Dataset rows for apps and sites
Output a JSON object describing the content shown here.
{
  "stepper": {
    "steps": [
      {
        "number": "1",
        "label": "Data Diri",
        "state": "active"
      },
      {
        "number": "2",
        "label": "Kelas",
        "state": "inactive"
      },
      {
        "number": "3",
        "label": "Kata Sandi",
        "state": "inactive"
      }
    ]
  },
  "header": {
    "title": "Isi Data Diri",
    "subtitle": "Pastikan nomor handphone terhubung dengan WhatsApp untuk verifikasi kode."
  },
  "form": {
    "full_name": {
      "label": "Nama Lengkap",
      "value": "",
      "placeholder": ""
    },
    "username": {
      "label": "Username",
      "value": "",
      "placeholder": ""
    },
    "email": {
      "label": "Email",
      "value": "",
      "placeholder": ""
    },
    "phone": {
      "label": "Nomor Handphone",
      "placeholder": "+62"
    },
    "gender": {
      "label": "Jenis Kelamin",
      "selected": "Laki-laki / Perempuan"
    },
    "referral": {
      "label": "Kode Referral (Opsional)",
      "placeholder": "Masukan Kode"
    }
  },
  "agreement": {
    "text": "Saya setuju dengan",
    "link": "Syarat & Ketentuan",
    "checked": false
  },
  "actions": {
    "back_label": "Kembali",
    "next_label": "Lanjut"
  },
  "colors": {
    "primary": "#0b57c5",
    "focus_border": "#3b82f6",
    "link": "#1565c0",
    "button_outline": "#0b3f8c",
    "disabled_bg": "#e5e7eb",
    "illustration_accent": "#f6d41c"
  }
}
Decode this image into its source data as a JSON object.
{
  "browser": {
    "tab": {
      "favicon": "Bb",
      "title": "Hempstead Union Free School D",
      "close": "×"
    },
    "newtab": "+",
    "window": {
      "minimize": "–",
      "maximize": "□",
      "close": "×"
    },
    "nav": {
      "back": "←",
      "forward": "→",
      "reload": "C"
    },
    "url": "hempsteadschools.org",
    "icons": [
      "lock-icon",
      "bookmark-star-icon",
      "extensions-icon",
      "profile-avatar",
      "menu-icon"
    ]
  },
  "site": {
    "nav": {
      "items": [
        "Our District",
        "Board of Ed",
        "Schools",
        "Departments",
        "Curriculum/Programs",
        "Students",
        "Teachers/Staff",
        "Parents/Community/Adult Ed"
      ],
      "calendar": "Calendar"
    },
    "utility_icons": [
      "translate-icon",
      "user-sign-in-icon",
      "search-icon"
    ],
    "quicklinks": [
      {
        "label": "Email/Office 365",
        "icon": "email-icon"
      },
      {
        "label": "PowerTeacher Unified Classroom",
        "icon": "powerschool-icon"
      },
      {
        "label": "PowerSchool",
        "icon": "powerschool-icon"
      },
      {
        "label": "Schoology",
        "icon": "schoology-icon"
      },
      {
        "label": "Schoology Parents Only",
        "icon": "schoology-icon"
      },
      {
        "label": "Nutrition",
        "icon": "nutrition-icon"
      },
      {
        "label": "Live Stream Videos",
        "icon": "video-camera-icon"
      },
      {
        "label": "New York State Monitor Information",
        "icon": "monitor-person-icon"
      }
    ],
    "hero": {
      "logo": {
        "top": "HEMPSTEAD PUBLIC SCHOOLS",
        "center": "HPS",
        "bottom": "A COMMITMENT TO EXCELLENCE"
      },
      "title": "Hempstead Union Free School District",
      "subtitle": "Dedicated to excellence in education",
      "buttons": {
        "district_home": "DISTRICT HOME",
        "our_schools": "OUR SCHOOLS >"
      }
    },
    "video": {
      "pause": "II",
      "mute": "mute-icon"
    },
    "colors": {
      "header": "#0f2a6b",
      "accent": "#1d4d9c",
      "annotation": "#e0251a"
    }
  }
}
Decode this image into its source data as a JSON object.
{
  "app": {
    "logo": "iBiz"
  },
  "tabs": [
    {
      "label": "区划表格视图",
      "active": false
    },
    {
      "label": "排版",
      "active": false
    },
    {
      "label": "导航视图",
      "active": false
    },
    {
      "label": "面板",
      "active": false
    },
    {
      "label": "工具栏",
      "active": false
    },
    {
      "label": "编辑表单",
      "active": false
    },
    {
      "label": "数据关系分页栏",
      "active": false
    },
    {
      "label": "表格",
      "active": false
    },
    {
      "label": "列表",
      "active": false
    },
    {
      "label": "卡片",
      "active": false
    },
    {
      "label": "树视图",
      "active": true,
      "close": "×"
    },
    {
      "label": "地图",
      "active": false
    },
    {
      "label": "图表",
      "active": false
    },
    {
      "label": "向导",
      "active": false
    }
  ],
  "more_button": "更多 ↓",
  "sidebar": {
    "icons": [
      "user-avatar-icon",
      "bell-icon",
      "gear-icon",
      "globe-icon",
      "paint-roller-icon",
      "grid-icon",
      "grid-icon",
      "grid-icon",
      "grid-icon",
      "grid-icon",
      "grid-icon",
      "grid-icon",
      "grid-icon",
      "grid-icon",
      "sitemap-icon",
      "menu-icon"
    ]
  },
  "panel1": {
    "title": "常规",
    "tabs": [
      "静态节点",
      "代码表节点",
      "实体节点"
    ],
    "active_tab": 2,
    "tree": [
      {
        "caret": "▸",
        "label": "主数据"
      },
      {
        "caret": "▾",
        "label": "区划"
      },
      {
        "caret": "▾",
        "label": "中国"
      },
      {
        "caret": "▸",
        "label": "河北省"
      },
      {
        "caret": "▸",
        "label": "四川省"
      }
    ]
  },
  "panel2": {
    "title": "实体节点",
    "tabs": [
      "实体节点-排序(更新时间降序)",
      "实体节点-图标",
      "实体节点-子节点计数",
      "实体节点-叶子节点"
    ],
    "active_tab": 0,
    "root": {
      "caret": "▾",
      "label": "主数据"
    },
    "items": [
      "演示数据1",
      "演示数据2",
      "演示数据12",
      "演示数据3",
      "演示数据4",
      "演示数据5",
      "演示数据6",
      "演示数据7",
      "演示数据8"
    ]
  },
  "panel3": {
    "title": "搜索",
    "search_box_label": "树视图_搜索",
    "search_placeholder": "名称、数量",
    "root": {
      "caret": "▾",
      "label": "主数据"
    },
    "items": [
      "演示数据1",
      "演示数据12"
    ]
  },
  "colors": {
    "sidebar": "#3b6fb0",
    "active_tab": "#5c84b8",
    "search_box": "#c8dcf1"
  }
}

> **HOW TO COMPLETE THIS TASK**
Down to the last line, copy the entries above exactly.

> **ANSWER TO THE PROBLEM**
Output a JSON object describing the content shown here.
{
  "stepper": {
    "steps": [
      {
        "number": "1",
        "label": "Data Diri",
        "state": "active"
      },
      {
        "number": "2",
        "label": "Kelas",
        "state": "inactive"
      },
      {
        "number": "3",
        "label": "Kata Sandi",
        "state": "inactive"
      }
    ]
  },
  "header": {
    "title": "Isi Data Diri",
    "subtitle": "Pastikan nomor handphone terhubung dengan WhatsApp untuk verifikasi kode."
  },
  "form": {
    "full_name": {
      "label": "Nama Lengkap",
      "value": "",
      "placeholder": ""
    },
    "username": {
      "label": "Username",
      "value": "",
      "placeholder": ""
    },
    "email": {
      "label": "Email",
      "value": "",
      "placeholder": ""
    },
    "phone": {
      "label": "Nomor Handphone",
      "placeholder": "+62"
    },
    "gender": {
      "label": "Jenis Kelamin",
      "selected": "Laki-laki / Perempuan"
    },
    "referral": {
      "label": "Kode Referral (Opsional)",
      "placeholder": "Masukan Kode"
    }
  },
  "agreement": {
    "text": "Saya setuju dengan",
    "link": "Syarat & Ketentuan",
    "checked": false
  },
  "actions": {
    "back_label": "Kembali",
    "next_label": "Lanjut"
  },
  "colors": {
    "primary": "#0b57c5",
    "focus_border": "#3b82f6",
    "link": "#1565c0",
    "button_outline": "#0b3f8c",
    "disabled_bg": "#e5e7eb",
    "illustration_accent": "#f6d41c"
  }
}
Decode this image into its source data as a JSON object.
{
  "browser": {
    "tab": {
      "favicon": "Bb",
      "title": "Hempstead Union Free School D",
      "close": "×"
    },
    "newtab": "+",
    "window": {
      "minimize": "–",
      "maximize": "□",
      "close": "×"
    },
    "nav": {
      "back": "←",
      "forward": "→",
      "reload": "C"
    },
    "url": "hempsteadschools.org",
    "icons": [
      "lock-icon",
      "bookmark-star-icon",
      "extensions-icon",
      "profile-avatar",
      "menu-icon"
    ]
  },
  "site": {
    "nav": {
      "items": [
        "Our District",
        "Board of Ed",
        "Schools",
        "Departments",
        "Curriculum/Programs",
        "Students",
        "Teachers/Staff",
        "Parents/Community/Adult Ed"
      ],
      "calendar": "Calendar"
    },
    "utility_icons": [
      "translate-icon",
      "user-sign-in-icon",
      "search-icon"
    ],
    "quicklinks": [
      {
        "label": "Email/Office 365",
        "icon": "email-icon"
      },
      {
        "label": "PowerTeacher Unified Classroom",
        "icon": "powerschool-icon"
      },
      {
        "label": "PowerSchool",
        "icon": "powerschool-icon"
      },
      {
        "label": "Schoology",
        "icon": "schoology-icon"
      },
      {
        "label": "Schoology Parents Only",
        "icon": "schoology-icon"
      },
      {
        "label": "Nutrition",
        "icon": "nutrition-icon"
      },
      {
        "label": "Live Stream Videos",
        "icon": "video-camera-icon"
      },
      {
        "label": "New York State Monitor Information",
        "icon": "monitor-person-icon"
      }
    ],
    "hero": {
      "logo": {
        "top": "HEMPSTEAD PUBLIC SCHOOLS",
        "center": "HPS",
        "bottom": "A COMMITMENT TO EXCELLENCE"
      },
      "title": "Hempstead Union Free School District",
      "subtitle": "Dedicated to excellence in education",
      "buttons": {
        "district_home": "DISTRICT HOME",
        "our_schools": "OUR SCHOOLS >"
      }
    },
    "video": {
      "pause": "II",
      "mute": "mute-icon"
    },
    "colors": {
      "header": "#0f2a6b",
      "accent": "#1d4d9c",
      "annotation": "#e0251a"
    }
  }
}
Decode this image into its source data as a JSON object.
{
  "app": {
    "logo": "iBiz"
  },
  "tabs": [
    {
      "label": "区划表格视图",
      "active": false
    },
    {
      "label": "排版",
      "active": false
    },
    {
      "label": "导航视图",
      "active": false
    },
    {
      "label": "面板",
      "active": false
    },
    {
      "label": "工具栏",
      "active": false
    },
    {
      "label": "编辑表单",
      "active": false
    },
    {
      "label": "数据关系分页栏",
      "active": false
    },
    {
      "label": "表格",
      "active": false
    },
    {
      "label": "列表",
      "active": false
    },
    {
      "label": "卡片",
      "active": false
    },
    {
      "label": "树视图",
      "active": true,
      "close": "×"
    },
    {
      "label": "地图",
      "active": false
    },
    {
      "label": "图表",
      "active": false
    },
    {
      "label": "向导",
      "active": false
    }
  ],
  "more_button": "更多 ↓",
  "sidebar": {
    "icons": [
      "user-avatar-icon",
      "bell-icon",
      "gear-icon",
      "globe-icon",
      "paint-roller-icon",
      "grid-icon",
      "grid-icon",
      "grid-icon",
      "grid-icon",
      "grid-icon",
      "grid-icon",
      "grid-icon",
      "grid-icon",
      "grid-icon",
      "sitemap-icon",
      "menu-icon"
    ]
  },
  "panel1": {
    "title": "常规",
    "tabs": [
      "静态节点",
      "代码表节点",
      "实体节点"
    ],
    "active_tab": 2,
    "tree": [
      {
        "caret": "▸",
        "label": "主数据"
      },
      {
        "caret": "▾",
        "label": "区划"
      },
      {
        "caret": "▾",
        "label": "中国"
      },
      {
        "caret": "▸",
        "label": "河北省"
      },
      {
        "caret": "▸",
        "label": "四川省"
      }
    ]
  },
  "panel2": {
    "title": "实体节点",
    "tabs": [
      "实体节点-排序(更新时间降序)",
      "实体节点-图标",
      "实体节点-子节点计数",
      "实体节点-叶子节点"
    ],
    "active_tab": 0,
    "root": {
      "caret": "▾",
      "label": "主数据"
    },
    "items": [
      "演示数据1",
      "演示数据2",
      "演示数据12",
      "演示数据3",
      "演示数据4",
      "演示数据5",
      "演示数据6",
      "演示数据7",
      "演示数据8"
    ]
  },
  "panel3": {
    "title": "搜索",
    "search_box_label": "树视图_搜索",
    "search_placeholder": "名称、数量",
    "root": {
      "caret": "▾",
      "label": "主数据"
    },
    "items": [
      "演示数据1",
      "演示数据12"
    ]
  },
  "colors": {
    "sidebar": "#3b6fb0",
    "active_tab": "#5c84b8",
    "search_box": "#c8dcf1"
  }
}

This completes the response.